WORK TO COMPLETE —
Return all lines in the data where the string "JSON" can be found.

(SOURCE MATERIAL Opens)

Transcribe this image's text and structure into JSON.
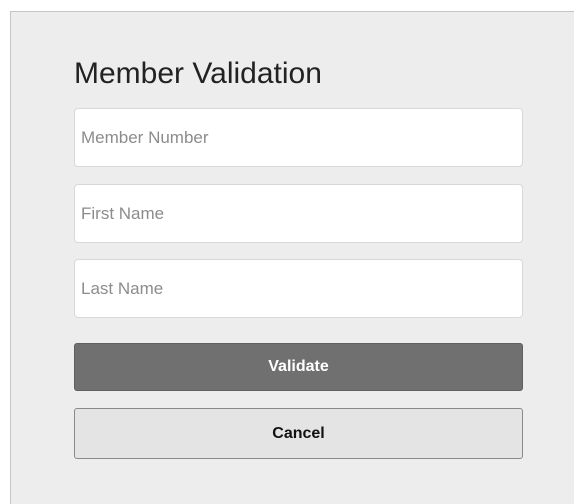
{
  "form": {
    "title": "Member Validation",
    "fields": [
      {
        "placeholder": "Member Number",
        "value": ""
      },
      {
        "placeholder": "First Name",
        "value": ""
      },
      {
        "placeholder": "Last Name",
        "value": ""
      }
    ],
    "validate_label": "Validate",
    "cancel_label": "Cancel"
  },
  "colors": {
    "panel_background": "#ededed",
    "validate_button": "#707070",
    "cancel_button": "#e4e4e4"
  }
}
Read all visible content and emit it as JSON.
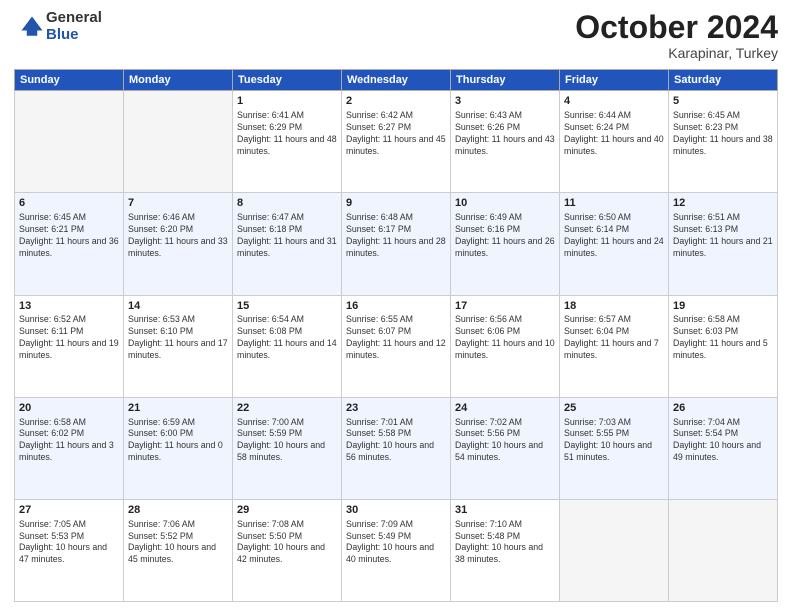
{
  "logo": {
    "general": "General",
    "blue": "Blue"
  },
  "title": "October 2024",
  "location": "Karapinar, Turkey",
  "days_header": [
    "Sunday",
    "Monday",
    "Tuesday",
    "Wednesday",
    "Thursday",
    "Friday",
    "Saturday"
  ],
  "weeks": [
    [
      {
        "day": "",
        "info": "",
        "empty": true
      },
      {
        "day": "",
        "info": "",
        "empty": true
      },
      {
        "day": "1",
        "info": "Sunrise: 6:41 AM\nSunset: 6:29 PM\nDaylight: 11 hours and 48 minutes."
      },
      {
        "day": "2",
        "info": "Sunrise: 6:42 AM\nSunset: 6:27 PM\nDaylight: 11 hours and 45 minutes."
      },
      {
        "day": "3",
        "info": "Sunrise: 6:43 AM\nSunset: 6:26 PM\nDaylight: 11 hours and 43 minutes."
      },
      {
        "day": "4",
        "info": "Sunrise: 6:44 AM\nSunset: 6:24 PM\nDaylight: 11 hours and 40 minutes."
      },
      {
        "day": "5",
        "info": "Sunrise: 6:45 AM\nSunset: 6:23 PM\nDaylight: 11 hours and 38 minutes."
      }
    ],
    [
      {
        "day": "6",
        "info": "Sunrise: 6:45 AM\nSunset: 6:21 PM\nDaylight: 11 hours and 36 minutes."
      },
      {
        "day": "7",
        "info": "Sunrise: 6:46 AM\nSunset: 6:20 PM\nDaylight: 11 hours and 33 minutes."
      },
      {
        "day": "8",
        "info": "Sunrise: 6:47 AM\nSunset: 6:18 PM\nDaylight: 11 hours and 31 minutes."
      },
      {
        "day": "9",
        "info": "Sunrise: 6:48 AM\nSunset: 6:17 PM\nDaylight: 11 hours and 28 minutes."
      },
      {
        "day": "10",
        "info": "Sunrise: 6:49 AM\nSunset: 6:16 PM\nDaylight: 11 hours and 26 minutes."
      },
      {
        "day": "11",
        "info": "Sunrise: 6:50 AM\nSunset: 6:14 PM\nDaylight: 11 hours and 24 minutes."
      },
      {
        "day": "12",
        "info": "Sunrise: 6:51 AM\nSunset: 6:13 PM\nDaylight: 11 hours and 21 minutes."
      }
    ],
    [
      {
        "day": "13",
        "info": "Sunrise: 6:52 AM\nSunset: 6:11 PM\nDaylight: 11 hours and 19 minutes."
      },
      {
        "day": "14",
        "info": "Sunrise: 6:53 AM\nSunset: 6:10 PM\nDaylight: 11 hours and 17 minutes."
      },
      {
        "day": "15",
        "info": "Sunrise: 6:54 AM\nSunset: 6:08 PM\nDaylight: 11 hours and 14 minutes."
      },
      {
        "day": "16",
        "info": "Sunrise: 6:55 AM\nSunset: 6:07 PM\nDaylight: 11 hours and 12 minutes."
      },
      {
        "day": "17",
        "info": "Sunrise: 6:56 AM\nSunset: 6:06 PM\nDaylight: 11 hours and 10 minutes."
      },
      {
        "day": "18",
        "info": "Sunrise: 6:57 AM\nSunset: 6:04 PM\nDaylight: 11 hours and 7 minutes."
      },
      {
        "day": "19",
        "info": "Sunrise: 6:58 AM\nSunset: 6:03 PM\nDaylight: 11 hours and 5 minutes."
      }
    ],
    [
      {
        "day": "20",
        "info": "Sunrise: 6:58 AM\nSunset: 6:02 PM\nDaylight: 11 hours and 3 minutes."
      },
      {
        "day": "21",
        "info": "Sunrise: 6:59 AM\nSunset: 6:00 PM\nDaylight: 11 hours and 0 minutes."
      },
      {
        "day": "22",
        "info": "Sunrise: 7:00 AM\nSunset: 5:59 PM\nDaylight: 10 hours and 58 minutes."
      },
      {
        "day": "23",
        "info": "Sunrise: 7:01 AM\nSunset: 5:58 PM\nDaylight: 10 hours and 56 minutes."
      },
      {
        "day": "24",
        "info": "Sunrise: 7:02 AM\nSunset: 5:56 PM\nDaylight: 10 hours and 54 minutes."
      },
      {
        "day": "25",
        "info": "Sunrise: 7:03 AM\nSunset: 5:55 PM\nDaylight: 10 hours and 51 minutes."
      },
      {
        "day": "26",
        "info": "Sunrise: 7:04 AM\nSunset: 5:54 PM\nDaylight: 10 hours and 49 minutes."
      }
    ],
    [
      {
        "day": "27",
        "info": "Sunrise: 7:05 AM\nSunset: 5:53 PM\nDaylight: 10 hours and 47 minutes."
      },
      {
        "day": "28",
        "info": "Sunrise: 7:06 AM\nSunset: 5:52 PM\nDaylight: 10 hours and 45 minutes."
      },
      {
        "day": "29",
        "info": "Sunrise: 7:08 AM\nSunset: 5:50 PM\nDaylight: 10 hours and 42 minutes."
      },
      {
        "day": "30",
        "info": "Sunrise: 7:09 AM\nSunset: 5:49 PM\nDaylight: 10 hours and 40 minutes."
      },
      {
        "day": "31",
        "info": "Sunrise: 7:10 AM\nSunset: 5:48 PM\nDaylight: 10 hours and 38 minutes."
      },
      {
        "day": "",
        "info": "",
        "empty": true
      },
      {
        "day": "",
        "info": "",
        "empty": true
      }
    ]
  ]
}
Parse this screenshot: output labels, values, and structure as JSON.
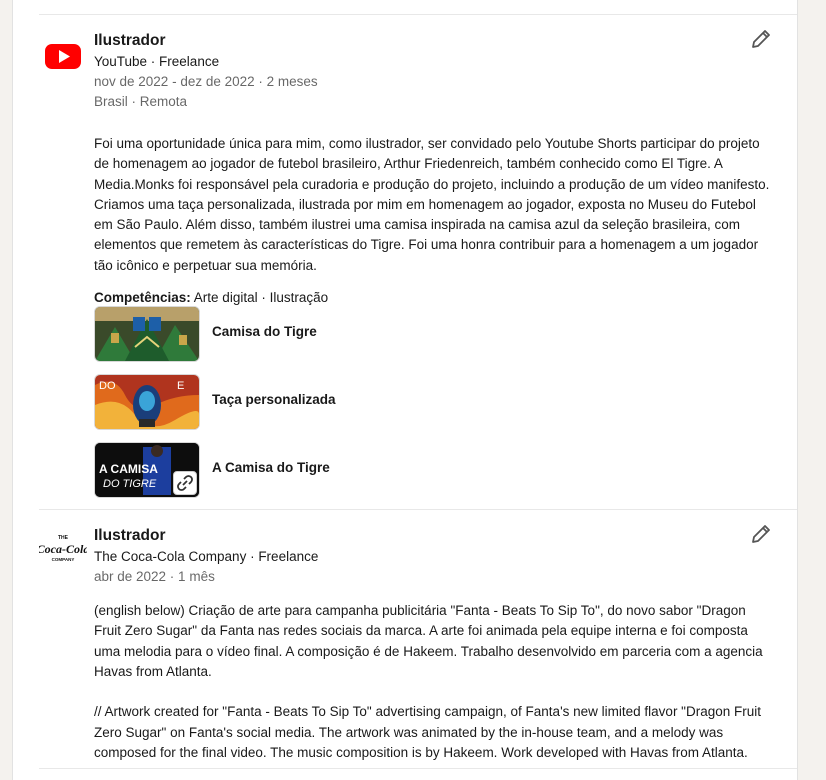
{
  "entries": [
    {
      "title": "Ilustrador",
      "company": "YouTube · Freelance",
      "dates": "nov de 2022 - dez de 2022 · 2 meses",
      "location": "Brasil · Remota",
      "description": "Foi uma oportunidade única para mim, como ilustrador, ser convidado pelo Youtube Shorts participar do projeto de homenagem ao jogador de futebol brasileiro, Arthur Friedenreich, também conhecido como El Tigre. A Media.Monks foi responsável pela curadoria e produção do projeto, incluindo a produção de um vídeo manifesto. Criamos uma taça personalizada, ilustrada por mim em homenagem ao jogador, exposta no Museu do Futebol em São Paulo. Além disso, também ilustrei uma camisa inspirada na camisa azul da seleção brasileira, com elementos que remetem às características do Tigre. Foi uma honra contribuir para a homenagem a um jogador tão icônico e perpetuar sua memória.",
      "skills_label": "Competências:",
      "skills": "Arte digital · Ilustração",
      "media": [
        {
          "label": "Camisa do Tigre"
        },
        {
          "label": "Taça personalizada"
        },
        {
          "label": "A Camisa do Tigre",
          "thumb_text_1": "A CAMISA",
          "thumb_text_2": "DO TIGRE"
        }
      ]
    },
    {
      "title": "Ilustrador",
      "company": "The Coca-Cola Company · Freelance",
      "dates": "abr de 2022 · 1 mês",
      "logo_top": "THE",
      "logo_text": "Coca-Cola",
      "logo_bottom": "COMPANY",
      "description": "(english below) Criação de arte para campanha publicitária \"Fanta - Beats To Sip To\", do novo sabor \"Dragon Fruit Zero Sugar\" da Fanta nas redes sociais da marca. A arte foi animada pela equipe interna e foi composta uma melodia para o vídeo final. A composição é de Hakeem. Trabalho desenvolvido em parceria com a agencia Havas from Atlanta.\n\n// Artwork created for \"Fanta - Beats To Sip To\" advertising campaign, of Fanta's new limited flavor \"Dragon Fruit Zero Sugar\" on Fanta's social media. The artwork was animated by the in-house team, and a melody was composed for the final video. The music composition is by Hakeem. Work developed with Havas from Atlanta."
    }
  ],
  "colors": {
    "youtube_red": "#ff0000",
    "divider": "#e8e8e8",
    "secondary_text": "#666666"
  },
  "icons": {
    "edit": "pencil-icon",
    "link": "link-icon"
  }
}
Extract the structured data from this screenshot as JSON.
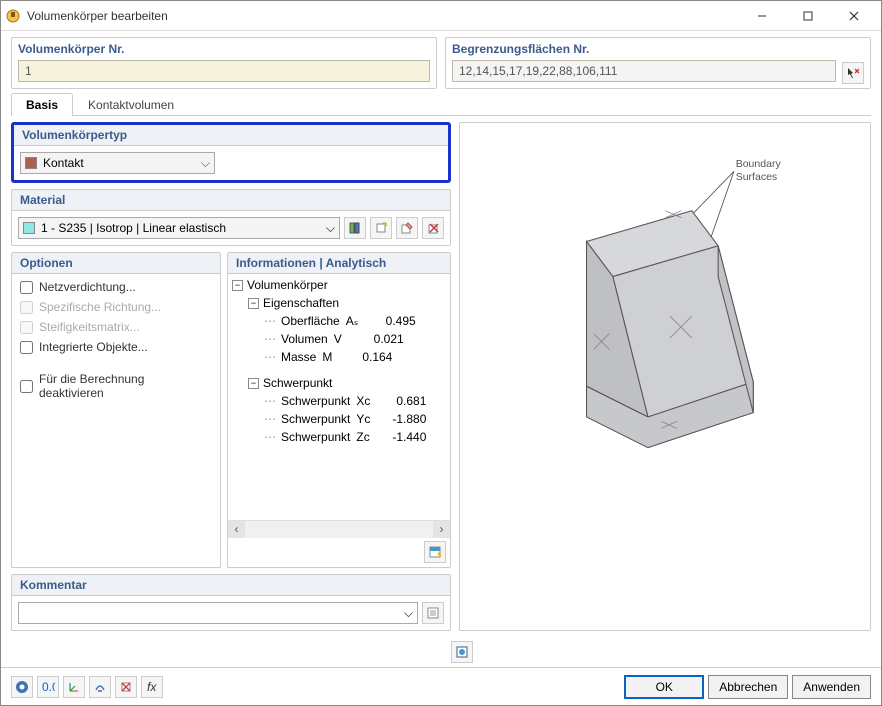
{
  "window": {
    "title": "Volumenkörper bearbeiten"
  },
  "solid_no": {
    "label": "Volumenkörper Nr.",
    "value": "1"
  },
  "boundary": {
    "label": "Begrenzungsflächen Nr.",
    "value": "12,14,15,17,19,22,88,106,111"
  },
  "tabs": {
    "basis": "Basis",
    "kontakt": "Kontaktvolumen"
  },
  "type_panel": {
    "label": "Volumenkörpertyp",
    "value": "Kontakt"
  },
  "material_panel": {
    "label": "Material",
    "value": "1 - S235 | Isotrop | Linear elastisch"
  },
  "options_panel": {
    "label": "Optionen",
    "items": {
      "mesh": "Netzverdichtung...",
      "specdir": "Spezifische Richtung...",
      "stiff": "Steifigkeitsmatrix...",
      "intobj": "Integrierte Objekte...",
      "deact": "Für die Berechnung deaktivieren"
    }
  },
  "info_panel": {
    "label": "Informationen | Analytisch",
    "root": "Volumenkörper",
    "props": "Eigenschaften",
    "rows": {
      "surface": {
        "label": "Oberfläche",
        "sym": "Aₛ",
        "val": "0.495"
      },
      "volume": {
        "label": "Volumen",
        "sym": "V",
        "val": "0.021"
      },
      "mass": {
        "label": "Masse",
        "sym": "M",
        "val": "0.164"
      }
    },
    "centroid": "Schwerpunkt",
    "crow": {
      "x": {
        "label": "Schwerpunkt",
        "sym": "Xc",
        "val": "0.681"
      },
      "y": {
        "label": "Schwerpunkt",
        "sym": "Yc",
        "val": "-1.880"
      },
      "z": {
        "label": "Schwerpunkt",
        "sym": "Zc",
        "val": "-1.440"
      }
    }
  },
  "comment_panel": {
    "label": "Kommentar",
    "value": ""
  },
  "preview": {
    "label": "Boundary\nSurfaces"
  },
  "buttons": {
    "ok": "OK",
    "cancel": "Abbrechen",
    "apply": "Anwenden"
  }
}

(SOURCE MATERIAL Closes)

RESULT OF THIS TASK —
Transcribe this image's text and structure into JSON.
Read all visible content and emit it as JSON.
Parse this screenshot: output labels, values, and structure as JSON.
Extract the structured data from this screenshot as JSON.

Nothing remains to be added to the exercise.